What this task involves:
Return the records verbatim.

Dataset:
______
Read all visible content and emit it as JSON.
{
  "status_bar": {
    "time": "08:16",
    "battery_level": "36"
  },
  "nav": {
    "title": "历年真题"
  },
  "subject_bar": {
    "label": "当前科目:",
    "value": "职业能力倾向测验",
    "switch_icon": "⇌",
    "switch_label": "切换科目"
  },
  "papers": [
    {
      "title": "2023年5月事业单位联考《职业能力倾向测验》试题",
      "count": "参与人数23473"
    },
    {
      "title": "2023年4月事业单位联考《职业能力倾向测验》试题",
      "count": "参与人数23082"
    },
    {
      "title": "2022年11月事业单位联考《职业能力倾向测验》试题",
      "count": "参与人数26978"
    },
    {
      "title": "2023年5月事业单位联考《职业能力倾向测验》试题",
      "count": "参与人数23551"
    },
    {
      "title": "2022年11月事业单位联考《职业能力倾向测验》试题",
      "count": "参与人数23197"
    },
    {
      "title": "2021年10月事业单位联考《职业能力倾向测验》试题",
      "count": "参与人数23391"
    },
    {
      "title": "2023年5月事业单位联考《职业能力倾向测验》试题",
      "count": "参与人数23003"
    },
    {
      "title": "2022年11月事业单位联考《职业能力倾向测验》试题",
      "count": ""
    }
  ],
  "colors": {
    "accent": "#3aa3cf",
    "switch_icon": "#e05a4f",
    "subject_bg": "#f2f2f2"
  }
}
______
Your response:
Read all visible content and emit it as JSON.
{
  "status_bar": {
    "time": "08:16",
    "battery_level": "36"
  },
  "nav": {
    "title": "历年真题"
  },
  "subject_bar": {
    "label": "当前科目:",
    "value": "职业能力倾向测验",
    "switch_icon": "⇌",
    "switch_label": "切换科目"
  },
  "papers": [
    {
      "title": "2023年5月事业单位联考《职业能力倾向测验》试题",
      "count": "参与人数23473"
    },
    {
      "title": "2023年4月事业单位联考《职业能力倾向测验》试题",
      "count": "参与人数23082"
    },
    {
      "title": "2022年11月事业单位联考《职业能力倾向测验》试题",
      "count": "参与人数26978"
    },
    {
      "title": "2023年5月事业单位联考《职业能力倾向测验》试题",
      "count": "参与人数23551"
    },
    {
      "title": "2022年11月事业单位联考《职业能力倾向测验》试题",
      "count": "参与人数23197"
    },
    {
      "title": "2021年10月事业单位联考《职业能力倾向测验》试题",
      "count": "参与人数23391"
    },
    {
      "title": "2023年5月事业单位联考《职业能力倾向测验》试题",
      "count": "参与人数23003"
    },
    {
      "title": "2022年11月事业单位联考《职业能力倾向测验》试题",
      "count": ""
    }
  ],
  "colors": {
    "accent": "#3aa3cf",
    "switch_icon": "#e05a4f",
    "subject_bg": "#f2f2f2"
  }
}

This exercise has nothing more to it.